WORK TASK:
Return the listing exactly as it appears, but strip out the images.

RECORDS:

-----

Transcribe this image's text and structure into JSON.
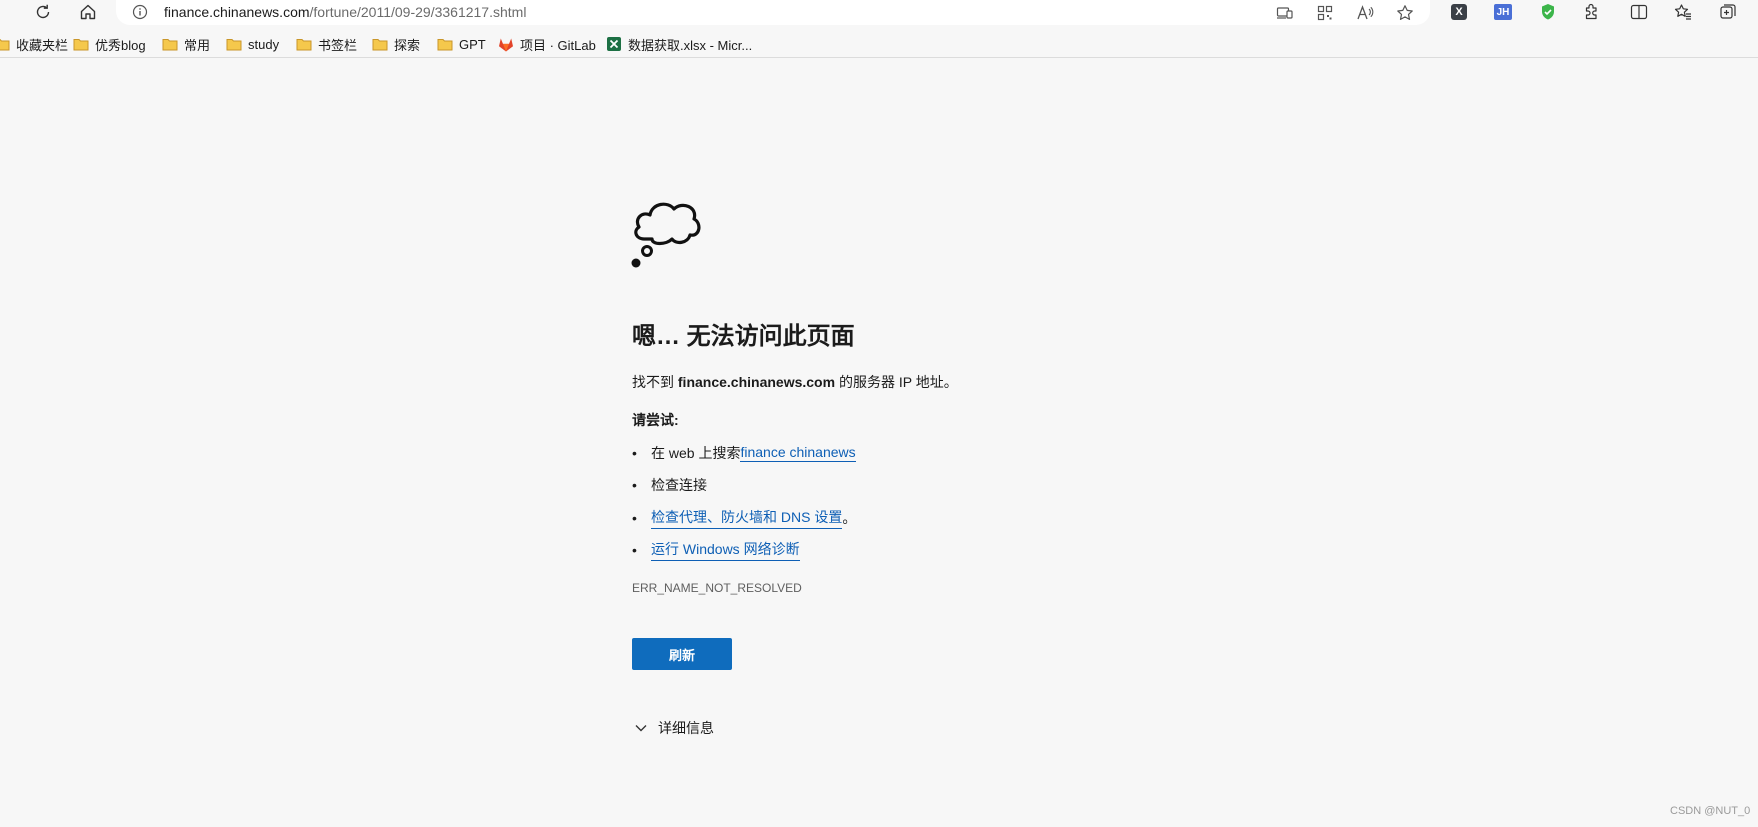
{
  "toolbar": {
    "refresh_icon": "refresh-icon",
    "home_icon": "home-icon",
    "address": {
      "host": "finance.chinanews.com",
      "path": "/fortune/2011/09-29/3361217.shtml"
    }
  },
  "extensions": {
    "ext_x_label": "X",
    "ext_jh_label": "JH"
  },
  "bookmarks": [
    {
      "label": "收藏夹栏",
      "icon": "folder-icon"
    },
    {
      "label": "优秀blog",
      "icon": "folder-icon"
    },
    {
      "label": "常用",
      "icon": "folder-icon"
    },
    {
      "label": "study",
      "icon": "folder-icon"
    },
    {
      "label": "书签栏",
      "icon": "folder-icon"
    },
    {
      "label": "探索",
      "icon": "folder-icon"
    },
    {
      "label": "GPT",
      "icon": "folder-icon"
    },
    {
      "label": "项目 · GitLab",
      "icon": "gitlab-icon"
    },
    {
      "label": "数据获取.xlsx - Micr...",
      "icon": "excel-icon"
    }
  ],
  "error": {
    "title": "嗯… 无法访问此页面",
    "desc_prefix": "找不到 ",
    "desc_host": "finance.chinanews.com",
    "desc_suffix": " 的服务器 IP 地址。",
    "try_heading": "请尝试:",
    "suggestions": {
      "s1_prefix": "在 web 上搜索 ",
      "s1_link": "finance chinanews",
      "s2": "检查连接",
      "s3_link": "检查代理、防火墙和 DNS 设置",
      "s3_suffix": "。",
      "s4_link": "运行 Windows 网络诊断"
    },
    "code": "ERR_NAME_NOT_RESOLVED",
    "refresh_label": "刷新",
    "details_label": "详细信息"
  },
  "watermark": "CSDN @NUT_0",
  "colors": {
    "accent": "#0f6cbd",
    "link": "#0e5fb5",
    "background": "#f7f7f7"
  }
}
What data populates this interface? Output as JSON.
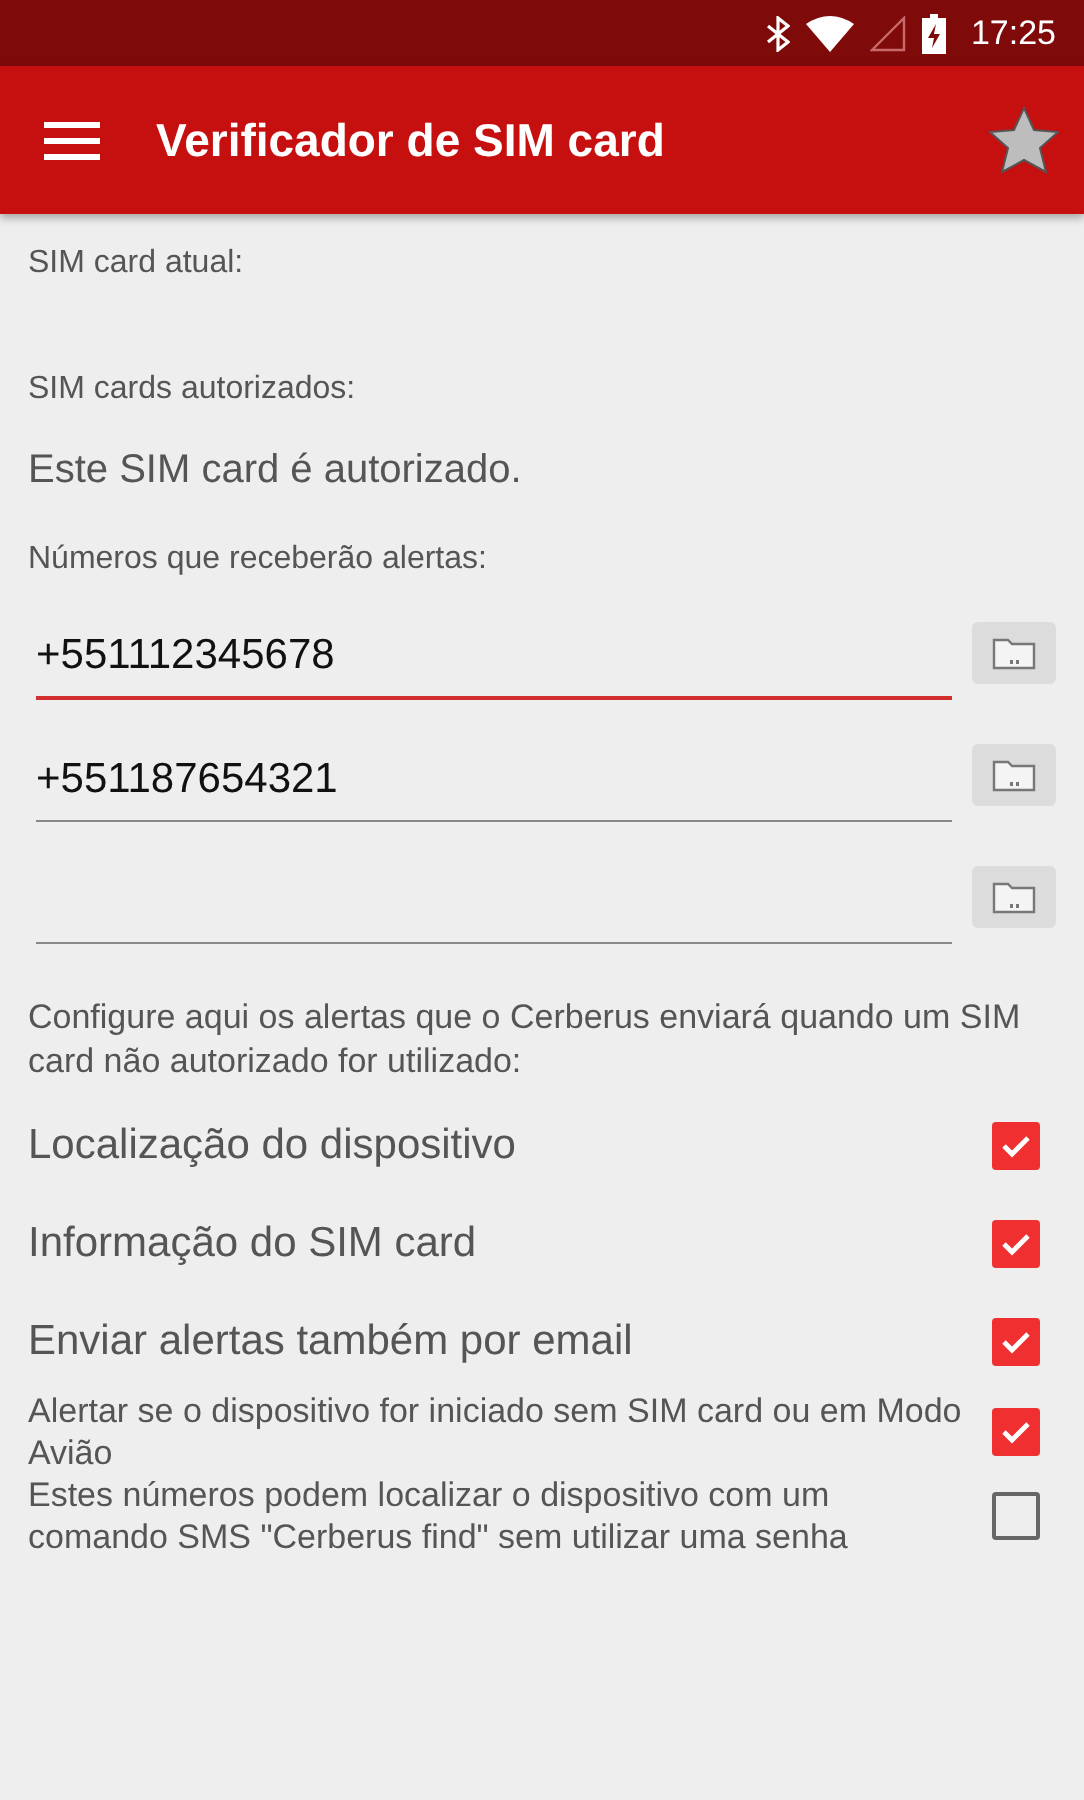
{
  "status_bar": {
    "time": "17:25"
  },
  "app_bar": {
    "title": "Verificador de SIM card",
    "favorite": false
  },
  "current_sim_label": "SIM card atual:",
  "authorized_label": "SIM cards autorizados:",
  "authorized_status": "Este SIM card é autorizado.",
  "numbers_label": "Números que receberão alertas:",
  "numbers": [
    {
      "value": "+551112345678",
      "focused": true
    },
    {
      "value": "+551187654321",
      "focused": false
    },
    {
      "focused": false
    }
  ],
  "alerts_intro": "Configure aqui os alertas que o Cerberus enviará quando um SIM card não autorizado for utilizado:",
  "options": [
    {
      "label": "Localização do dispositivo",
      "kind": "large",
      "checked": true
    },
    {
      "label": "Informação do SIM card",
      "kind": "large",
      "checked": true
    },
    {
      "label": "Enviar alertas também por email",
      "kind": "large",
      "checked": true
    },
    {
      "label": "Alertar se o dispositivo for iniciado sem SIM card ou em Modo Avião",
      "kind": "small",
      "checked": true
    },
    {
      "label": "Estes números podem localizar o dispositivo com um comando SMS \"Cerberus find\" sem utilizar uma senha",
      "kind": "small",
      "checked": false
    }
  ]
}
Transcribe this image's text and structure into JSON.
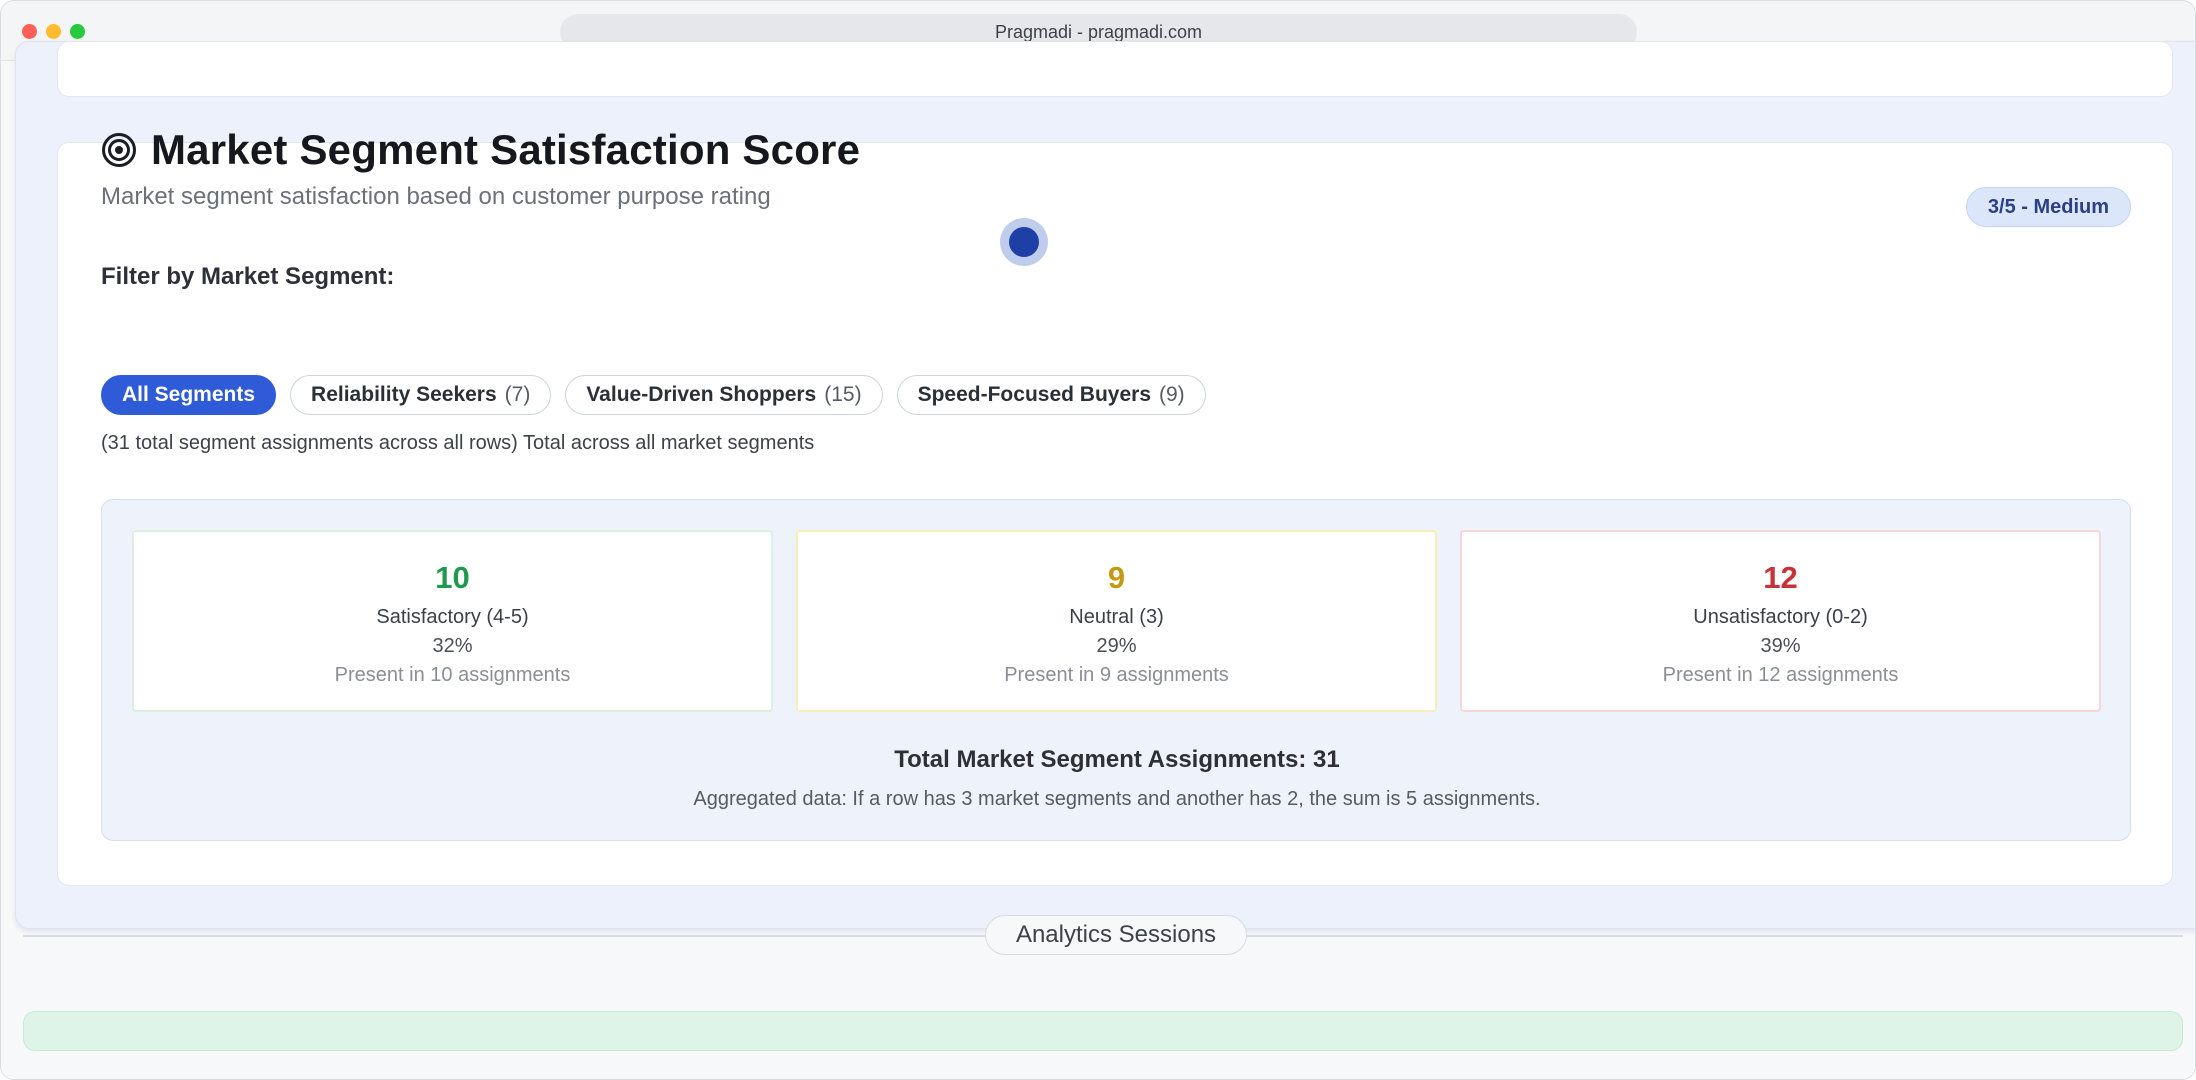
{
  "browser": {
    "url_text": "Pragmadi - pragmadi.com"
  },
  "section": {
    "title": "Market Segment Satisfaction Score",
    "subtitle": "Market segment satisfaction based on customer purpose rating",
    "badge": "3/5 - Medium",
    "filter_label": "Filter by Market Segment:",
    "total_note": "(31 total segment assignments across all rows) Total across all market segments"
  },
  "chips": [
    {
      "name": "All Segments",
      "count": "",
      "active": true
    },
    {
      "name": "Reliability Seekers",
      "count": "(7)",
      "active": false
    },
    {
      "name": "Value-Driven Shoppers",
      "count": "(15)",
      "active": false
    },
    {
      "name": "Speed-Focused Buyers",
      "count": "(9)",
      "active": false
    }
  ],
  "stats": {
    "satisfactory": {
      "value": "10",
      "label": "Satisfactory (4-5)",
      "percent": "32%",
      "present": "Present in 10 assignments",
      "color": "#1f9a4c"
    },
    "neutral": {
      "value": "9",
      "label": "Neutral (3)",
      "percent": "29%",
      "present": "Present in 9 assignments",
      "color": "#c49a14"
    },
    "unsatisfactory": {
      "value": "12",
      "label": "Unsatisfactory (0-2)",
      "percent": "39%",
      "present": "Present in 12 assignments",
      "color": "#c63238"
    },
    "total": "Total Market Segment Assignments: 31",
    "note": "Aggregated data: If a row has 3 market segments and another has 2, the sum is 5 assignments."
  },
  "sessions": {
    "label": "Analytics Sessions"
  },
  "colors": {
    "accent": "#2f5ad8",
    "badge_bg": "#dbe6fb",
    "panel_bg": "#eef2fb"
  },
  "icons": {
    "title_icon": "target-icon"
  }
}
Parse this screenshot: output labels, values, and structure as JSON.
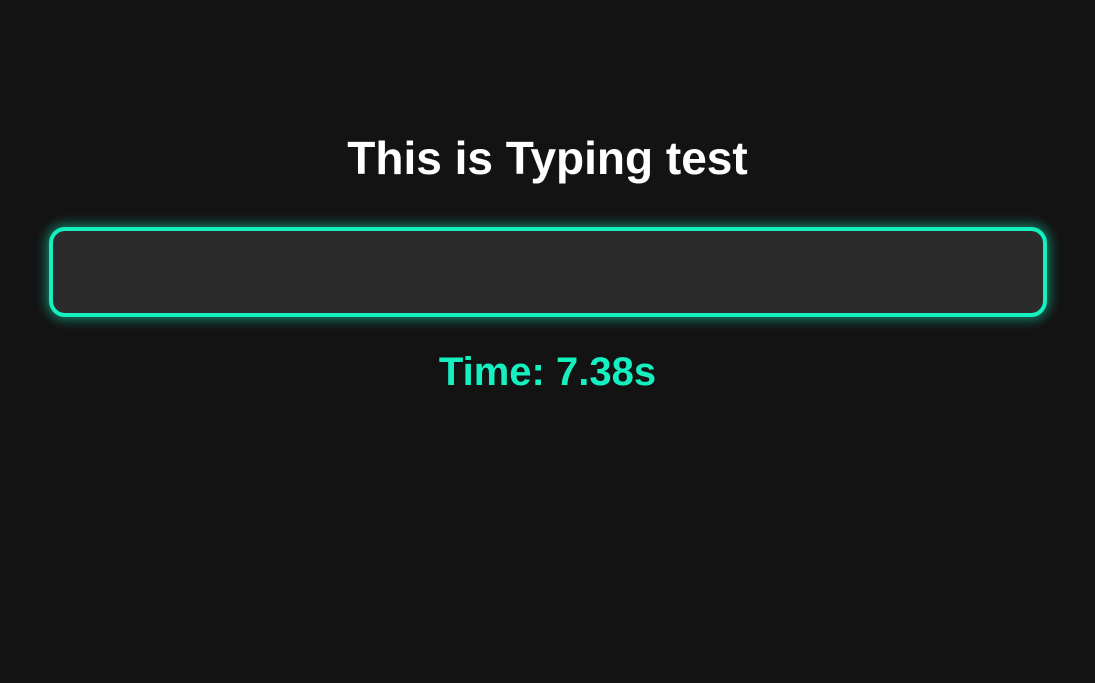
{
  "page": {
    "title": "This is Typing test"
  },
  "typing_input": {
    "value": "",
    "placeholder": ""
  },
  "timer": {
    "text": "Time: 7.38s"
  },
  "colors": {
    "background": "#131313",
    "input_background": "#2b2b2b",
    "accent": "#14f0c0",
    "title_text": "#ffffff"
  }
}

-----

TASK ANSWER:
Transcribe this image's text and structure into JSON.
{
  "toolbar": {
    "refresh_icon": "refresh-icon",
    "home_icon": "home-icon",
    "address": {
      "host": "finance.chinanews.com",
      "path": "/fortune/2011/09-29/3361217.shtml"
    }
  },
  "extensions": {
    "ext_x_label": "X",
    "ext_jh_label": "JH"
  },
  "bookmarks": [
    {
      "label": "收藏夹栏",
      "icon": "folder-icon"
    },
    {
      "label": "优秀blog",
      "icon": "folder-icon"
    },
    {
      "label": "常用",
      "icon": "folder-icon"
    },
    {
      "label": "study",
      "icon": "folder-icon"
    },
    {
      "label": "书签栏",
      "icon": "folder-icon"
    },
    {
      "label": "探索",
      "icon": "folder-icon"
    },
    {
      "label": "GPT",
      "icon": "folder-icon"
    },
    {
      "label": "项目 · GitLab",
      "icon": "gitlab-icon"
    },
    {
      "label": "数据获取.xlsx - Micr...",
      "icon": "excel-icon"
    }
  ],
  "error": {
    "title": "嗯… 无法访问此页面",
    "desc_prefix": "找不到 ",
    "desc_host": "finance.chinanews.com",
    "desc_suffix": " 的服务器 IP 地址。",
    "try_heading": "请尝试:",
    "suggestions": {
      "s1_prefix": "在 web 上搜索 ",
      "s1_link": "finance chinanews",
      "s2": "检查连接",
      "s3_link": "检查代理、防火墙和 DNS 设置",
      "s3_suffix": "。",
      "s4_link": "运行 Windows 网络诊断"
    },
    "code": "ERR_NAME_NOT_RESOLVED",
    "refresh_label": "刷新",
    "details_label": "详细信息"
  },
  "watermark": "CSDN @NUT_0",
  "colors": {
    "accent": "#0f6cbd",
    "link": "#0e5fb5",
    "background": "#f7f7f7"
  }
}
What data populates this interface? Output as JSON.
{
  "status_bar": {
    "time": "17:25"
  },
  "app_bar": {
    "title": "Verificador de SIM card",
    "favorite": false
  },
  "current_sim_label": "SIM card atual:",
  "authorized_label": "SIM cards autorizados:",
  "authorized_status": "Este SIM card é autorizado.",
  "numbers_label": "Números que receberão alertas:",
  "numbers": [
    {
      "value": "+551112345678",
      "focused": true
    },
    {
      "value": "+551187654321",
      "focused": false
    },
    {
      "focused": false
    }
  ],
  "alerts_intro": "Configure aqui os alertas que o Cerberus enviará quando um SIM card não autorizado for utilizado:",
  "options": [
    {
      "label": "Localização do dispositivo",
      "kind": "large",
      "checked": true
    },
    {
      "label": "Informação do SIM card",
      "kind": "large",
      "checked": true
    },
    {
      "label": "Enviar alertas também por email",
      "kind": "large",
      "checked": true
    },
    {
      "label": "Alertar se o dispositivo for iniciado sem SIM card ou em Modo Avião",
      "kind": "small",
      "checked": true
    },
    {
      "label": "Estes números podem localizar o dispositivo com um comando SMS \"Cerberus find\" sem utilizar uma senha",
      "kind": "small",
      "checked": false
    }
  ]
}
Transcribe this image's text and structure into JSON.
{
  "browser": {
    "url_text": "Pragmadi - pragmadi.com"
  },
  "section": {
    "title": "Market Segment Satisfaction Score",
    "subtitle": "Market segment satisfaction based on customer purpose rating",
    "badge": "3/5 - Medium",
    "filter_label": "Filter by Market Segment:",
    "total_note": "(31 total segment assignments across all rows) Total across all market segments"
  },
  "chips": [
    {
      "name": "All Segments",
      "count": "",
      "active": true
    },
    {
      "name": "Reliability Seekers",
      "count": "(7)",
      "active": false
    },
    {
      "name": "Value-Driven Shoppers",
      "count": "(15)",
      "active": false
    },
    {
      "name": "Speed-Focused Buyers",
      "count": "(9)",
      "active": false
    }
  ],
  "stats": {
    "satisfactory": {
      "value": "10",
      "label": "Satisfactory (4-5)",
      "percent": "32%",
      "present": "Present in 10 assignments",
      "color": "#1f9a4c"
    },
    "neutral": {
      "value": "9",
      "label": "Neutral (3)",
      "percent": "29%",
      "present": "Present in 9 assignments",
      "color": "#c49a14"
    },
    "unsatisfactory": {
      "value": "12",
      "label": "Unsatisfactory (0-2)",
      "percent": "39%",
      "present": "Present in 12 assignments",
      "color": "#c63238"
    },
    "total": "Total Market Segment Assignments: 31",
    "note": "Aggregated data: If a row has 3 market segments and another has 2, the sum is 5 assignments."
  },
  "sessions": {
    "label": "Analytics Sessions"
  },
  "colors": {
    "accent": "#2f5ad8",
    "badge_bg": "#dbe6fb",
    "panel_bg": "#eef2fb"
  },
  "icons": {
    "title_icon": "target-icon"
  }
}
Parse this screenshot: output labels, values, and structure as JSON.
{
  "page": {
    "title": "This is Typing test"
  },
  "typing_input": {
    "value": "",
    "placeholder": ""
  },
  "timer": {
    "text": "Time: 7.38s"
  },
  "colors": {
    "background": "#131313",
    "input_background": "#2b2b2b",
    "accent": "#14f0c0",
    "title_text": "#ffffff"
  }
}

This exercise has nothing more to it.